y,                         # target variable
stepsize = 1e-2,           # the learning rate; suggest 1e-3 for non-adagrad methods
average = FALSE,           # a variation of the approach
...                        # arguments to pass to an updating function, e.g. gamma in rmsprop
){

# initialize
beta = par
names(beta) = colnames(X)
betamat = matrix(0, nrow(X), ncol = length(beta))      # Collect all estimates
v    = rep(0, length(beta))                    # gradient variance (sum of squares)
m    = rep(0, length(beta))                    # average of gradients for n/adam
eps  = 1e-8                                    # a smoothing term to avoid division by zero
grad_old = rep(0, length(beta))

update_ff <- function(type, ...) {

# if stepsize_tau > 0, a check on the LR at early iterations
v <<- v + grad^2

stepsize/(stepsize_tau + sqrt(v + eps)) * grad
}

rmsprop <- function(grad, grad_old, gamma = .9) {
v = gamma * grad_old^2 + (1 - gamma) * grad^2

stepsize / sqrt(v + eps) * grad
}

adam <- function(grad, b1 = .9, b2 = .999) {
m <<- b1 * m + (1 - b1) * grad
v <<- b2 * v + (1 - b2) * grad^2

if (type == 'adam')
# dividing v and m by 1 - b*^i is the 'bias correction'
stepsize/(sqrt(v / (1 - b2^i)) + eps) *  (m / (1 - b1^i))
else
stepsize/(sqrt(v / (1 - b2^i)) + eps) *  (b1 * m  +  (1 - b1)/(1 - b1^i) * grad)
}

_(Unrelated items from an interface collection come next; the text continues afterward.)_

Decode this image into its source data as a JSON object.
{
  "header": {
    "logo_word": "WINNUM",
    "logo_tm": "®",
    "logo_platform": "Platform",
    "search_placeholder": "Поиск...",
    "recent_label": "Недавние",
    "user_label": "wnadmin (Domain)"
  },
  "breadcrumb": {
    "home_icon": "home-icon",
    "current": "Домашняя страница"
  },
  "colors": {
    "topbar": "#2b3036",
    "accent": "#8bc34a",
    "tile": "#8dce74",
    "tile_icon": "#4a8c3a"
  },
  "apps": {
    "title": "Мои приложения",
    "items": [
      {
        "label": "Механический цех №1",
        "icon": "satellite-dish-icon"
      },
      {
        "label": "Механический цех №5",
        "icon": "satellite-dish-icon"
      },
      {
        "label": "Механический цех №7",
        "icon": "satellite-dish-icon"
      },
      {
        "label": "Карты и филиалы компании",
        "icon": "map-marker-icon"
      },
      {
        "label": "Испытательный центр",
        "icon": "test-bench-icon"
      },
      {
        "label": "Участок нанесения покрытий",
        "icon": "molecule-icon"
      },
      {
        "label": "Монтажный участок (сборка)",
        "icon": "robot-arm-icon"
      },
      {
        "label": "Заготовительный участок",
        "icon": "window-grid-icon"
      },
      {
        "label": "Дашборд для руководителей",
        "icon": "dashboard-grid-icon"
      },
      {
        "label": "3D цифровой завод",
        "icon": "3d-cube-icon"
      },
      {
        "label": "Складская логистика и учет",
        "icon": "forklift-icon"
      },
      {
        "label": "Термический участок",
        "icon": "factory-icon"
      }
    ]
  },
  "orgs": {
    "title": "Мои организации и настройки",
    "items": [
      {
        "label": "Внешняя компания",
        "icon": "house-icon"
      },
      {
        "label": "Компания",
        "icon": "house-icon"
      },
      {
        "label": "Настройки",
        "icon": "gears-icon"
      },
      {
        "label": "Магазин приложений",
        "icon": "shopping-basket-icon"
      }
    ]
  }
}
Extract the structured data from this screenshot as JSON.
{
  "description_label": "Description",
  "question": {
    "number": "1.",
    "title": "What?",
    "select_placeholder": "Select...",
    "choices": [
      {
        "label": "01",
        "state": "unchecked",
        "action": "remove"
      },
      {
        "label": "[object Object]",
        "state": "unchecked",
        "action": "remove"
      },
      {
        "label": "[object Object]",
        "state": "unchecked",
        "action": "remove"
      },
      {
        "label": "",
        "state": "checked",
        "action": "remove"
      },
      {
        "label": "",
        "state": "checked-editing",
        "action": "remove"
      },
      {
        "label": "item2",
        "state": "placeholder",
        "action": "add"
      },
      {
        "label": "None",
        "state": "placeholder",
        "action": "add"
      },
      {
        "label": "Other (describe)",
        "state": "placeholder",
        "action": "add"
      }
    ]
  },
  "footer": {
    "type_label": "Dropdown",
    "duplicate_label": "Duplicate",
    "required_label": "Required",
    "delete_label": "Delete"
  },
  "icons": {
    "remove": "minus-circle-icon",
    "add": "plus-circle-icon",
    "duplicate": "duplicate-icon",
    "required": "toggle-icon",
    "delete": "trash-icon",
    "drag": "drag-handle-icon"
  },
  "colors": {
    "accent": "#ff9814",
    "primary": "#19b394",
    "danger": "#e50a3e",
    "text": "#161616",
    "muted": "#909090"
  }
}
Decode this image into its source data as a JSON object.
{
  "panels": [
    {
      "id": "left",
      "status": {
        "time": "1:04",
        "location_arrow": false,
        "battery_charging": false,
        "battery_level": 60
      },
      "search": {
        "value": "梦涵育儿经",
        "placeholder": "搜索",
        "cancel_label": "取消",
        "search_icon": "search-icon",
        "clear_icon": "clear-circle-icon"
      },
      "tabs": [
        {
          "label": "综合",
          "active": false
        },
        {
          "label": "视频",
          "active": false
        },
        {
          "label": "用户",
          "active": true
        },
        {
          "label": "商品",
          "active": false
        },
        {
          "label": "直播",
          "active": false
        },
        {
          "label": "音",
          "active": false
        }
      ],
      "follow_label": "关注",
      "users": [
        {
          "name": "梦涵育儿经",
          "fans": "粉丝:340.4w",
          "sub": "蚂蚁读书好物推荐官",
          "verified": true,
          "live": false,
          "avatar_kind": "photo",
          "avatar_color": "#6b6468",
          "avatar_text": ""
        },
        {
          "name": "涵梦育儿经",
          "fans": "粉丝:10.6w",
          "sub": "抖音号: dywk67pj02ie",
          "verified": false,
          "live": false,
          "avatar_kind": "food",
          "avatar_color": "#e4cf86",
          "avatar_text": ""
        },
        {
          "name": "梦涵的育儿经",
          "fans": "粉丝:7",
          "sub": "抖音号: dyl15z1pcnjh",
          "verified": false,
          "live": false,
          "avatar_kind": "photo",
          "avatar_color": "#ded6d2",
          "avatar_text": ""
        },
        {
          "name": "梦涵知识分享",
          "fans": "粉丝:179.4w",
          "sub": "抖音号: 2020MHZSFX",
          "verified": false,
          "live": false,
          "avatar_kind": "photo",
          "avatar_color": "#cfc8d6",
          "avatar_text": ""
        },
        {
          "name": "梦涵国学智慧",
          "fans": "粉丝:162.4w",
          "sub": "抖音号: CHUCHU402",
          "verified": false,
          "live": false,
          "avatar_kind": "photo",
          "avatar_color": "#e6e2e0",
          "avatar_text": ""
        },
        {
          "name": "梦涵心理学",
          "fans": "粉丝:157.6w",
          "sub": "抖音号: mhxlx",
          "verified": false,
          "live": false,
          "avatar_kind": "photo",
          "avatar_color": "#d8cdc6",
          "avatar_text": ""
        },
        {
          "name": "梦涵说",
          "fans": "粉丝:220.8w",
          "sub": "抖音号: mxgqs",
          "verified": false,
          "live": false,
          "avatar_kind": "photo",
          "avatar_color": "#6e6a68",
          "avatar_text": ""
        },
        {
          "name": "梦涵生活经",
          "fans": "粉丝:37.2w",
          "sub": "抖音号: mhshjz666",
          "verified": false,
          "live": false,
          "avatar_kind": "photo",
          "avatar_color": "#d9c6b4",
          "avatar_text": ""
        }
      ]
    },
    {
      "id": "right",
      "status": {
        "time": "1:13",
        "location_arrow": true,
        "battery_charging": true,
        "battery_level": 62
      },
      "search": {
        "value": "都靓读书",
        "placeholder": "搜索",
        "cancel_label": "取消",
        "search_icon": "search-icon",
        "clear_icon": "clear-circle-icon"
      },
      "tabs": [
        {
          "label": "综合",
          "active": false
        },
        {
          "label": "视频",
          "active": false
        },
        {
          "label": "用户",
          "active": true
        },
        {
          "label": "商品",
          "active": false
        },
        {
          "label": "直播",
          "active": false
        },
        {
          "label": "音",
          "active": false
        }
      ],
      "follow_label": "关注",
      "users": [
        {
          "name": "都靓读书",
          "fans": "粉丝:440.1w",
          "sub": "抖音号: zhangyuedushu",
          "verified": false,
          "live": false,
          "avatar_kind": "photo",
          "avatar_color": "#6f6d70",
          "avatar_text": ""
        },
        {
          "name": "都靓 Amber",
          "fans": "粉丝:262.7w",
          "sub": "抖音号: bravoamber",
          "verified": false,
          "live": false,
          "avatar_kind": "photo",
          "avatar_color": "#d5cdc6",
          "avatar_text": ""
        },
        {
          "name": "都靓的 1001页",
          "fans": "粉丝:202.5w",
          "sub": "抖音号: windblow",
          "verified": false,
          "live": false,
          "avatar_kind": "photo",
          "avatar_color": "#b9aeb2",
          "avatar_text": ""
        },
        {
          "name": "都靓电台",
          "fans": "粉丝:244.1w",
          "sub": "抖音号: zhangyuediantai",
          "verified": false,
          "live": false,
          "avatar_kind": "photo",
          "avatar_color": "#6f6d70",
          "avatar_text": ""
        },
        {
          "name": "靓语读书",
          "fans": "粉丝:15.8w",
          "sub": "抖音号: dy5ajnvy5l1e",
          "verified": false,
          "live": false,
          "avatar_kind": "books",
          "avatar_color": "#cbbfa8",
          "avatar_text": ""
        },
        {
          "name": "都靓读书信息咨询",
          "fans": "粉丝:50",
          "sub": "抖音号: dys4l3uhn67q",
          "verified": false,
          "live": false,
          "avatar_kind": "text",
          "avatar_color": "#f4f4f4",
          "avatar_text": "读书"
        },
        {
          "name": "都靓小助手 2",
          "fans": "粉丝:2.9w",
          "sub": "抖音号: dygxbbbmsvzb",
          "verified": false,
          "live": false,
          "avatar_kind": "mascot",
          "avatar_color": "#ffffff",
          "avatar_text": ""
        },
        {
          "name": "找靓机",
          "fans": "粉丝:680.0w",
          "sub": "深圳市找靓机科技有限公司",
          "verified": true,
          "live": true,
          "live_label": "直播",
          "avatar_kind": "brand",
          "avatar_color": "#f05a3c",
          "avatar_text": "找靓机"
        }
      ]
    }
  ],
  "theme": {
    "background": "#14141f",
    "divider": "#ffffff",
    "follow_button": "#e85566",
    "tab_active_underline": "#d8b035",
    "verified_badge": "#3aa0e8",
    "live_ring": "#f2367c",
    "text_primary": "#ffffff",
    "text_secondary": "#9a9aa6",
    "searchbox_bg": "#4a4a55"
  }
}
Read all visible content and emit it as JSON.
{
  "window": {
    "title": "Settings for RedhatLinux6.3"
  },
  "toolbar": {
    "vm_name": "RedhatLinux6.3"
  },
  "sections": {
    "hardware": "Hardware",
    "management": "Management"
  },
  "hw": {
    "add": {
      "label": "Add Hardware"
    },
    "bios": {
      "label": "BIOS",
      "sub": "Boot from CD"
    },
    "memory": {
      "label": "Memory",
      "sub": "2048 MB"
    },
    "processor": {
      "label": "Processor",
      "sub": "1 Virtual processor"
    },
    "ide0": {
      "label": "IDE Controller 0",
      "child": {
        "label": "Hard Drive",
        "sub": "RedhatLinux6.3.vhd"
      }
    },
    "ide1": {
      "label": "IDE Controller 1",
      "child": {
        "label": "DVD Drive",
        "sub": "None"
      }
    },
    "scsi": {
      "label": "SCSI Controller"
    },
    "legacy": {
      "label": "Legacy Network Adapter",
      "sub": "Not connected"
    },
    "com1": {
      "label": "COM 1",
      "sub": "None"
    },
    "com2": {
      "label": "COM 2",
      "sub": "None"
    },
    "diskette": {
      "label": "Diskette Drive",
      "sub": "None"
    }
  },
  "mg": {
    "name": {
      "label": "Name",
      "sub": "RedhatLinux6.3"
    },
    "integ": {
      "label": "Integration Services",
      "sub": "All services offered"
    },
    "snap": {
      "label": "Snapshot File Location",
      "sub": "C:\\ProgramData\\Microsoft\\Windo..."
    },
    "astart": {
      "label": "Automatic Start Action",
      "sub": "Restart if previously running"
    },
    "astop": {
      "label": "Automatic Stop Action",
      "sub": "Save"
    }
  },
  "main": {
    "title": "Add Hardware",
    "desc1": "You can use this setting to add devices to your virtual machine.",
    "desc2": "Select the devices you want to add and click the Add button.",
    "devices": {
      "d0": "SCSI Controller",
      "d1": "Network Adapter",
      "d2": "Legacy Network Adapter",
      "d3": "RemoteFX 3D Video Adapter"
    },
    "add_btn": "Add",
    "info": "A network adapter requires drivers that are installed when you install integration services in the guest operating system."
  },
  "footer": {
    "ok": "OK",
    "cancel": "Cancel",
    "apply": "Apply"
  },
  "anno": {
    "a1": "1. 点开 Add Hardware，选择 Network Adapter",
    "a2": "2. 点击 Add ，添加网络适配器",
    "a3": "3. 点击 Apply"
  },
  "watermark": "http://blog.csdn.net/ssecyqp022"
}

switch(
type,
)
}

update = update_ff(type, ...)

for (i in 1:nrow(X)) {
Xi   = X[i, , drop = FALSE]
yi   = y[i]
LP   = Xi %*% beta                           # matrix operations not necessary,
grad = t(Xi) %*% (LP - yi)                   # but makes consistent with standard gd func

# update
beta = beta - update(grad, ...)

if (average & i > 1) {
beta = beta - 1/i * (betamat[i - 1, ] - beta)   # a variation
}

betamat[i,] = beta
}

LP = X %*% beta
lastloss = crossprod(LP - y)

list(
par = beta,                               # final estimates
par_chain = betamat,                      # estimates at each iteration
RMSE = sqrt(sum(lastloss)/nrow(X)),
fitted = LP
)
}

Estimation

We’ll now use all four methods for estimation.

starting_values = rep(0, ncol(X))
# starting_values = runif(3, min = -1)

starting_values,
X = X,
y = y,
stepsize = .1  # suggestion is .01 for many settings, but this works better here
)

fit_rmsprop = sgd(
starting_values,
X = X,
y = y,
stepsize = 1e-3,
type = 'rmsprop'
)

starting_values,
X = X,
y = y,
stepsize = 1e-3,
)

starting_values,
X = X,
y = y,
stepsize = 1e-3,
)

Comparison

We’ll compare our results to standard linear regression and the true values.

fit Intercept x1 x2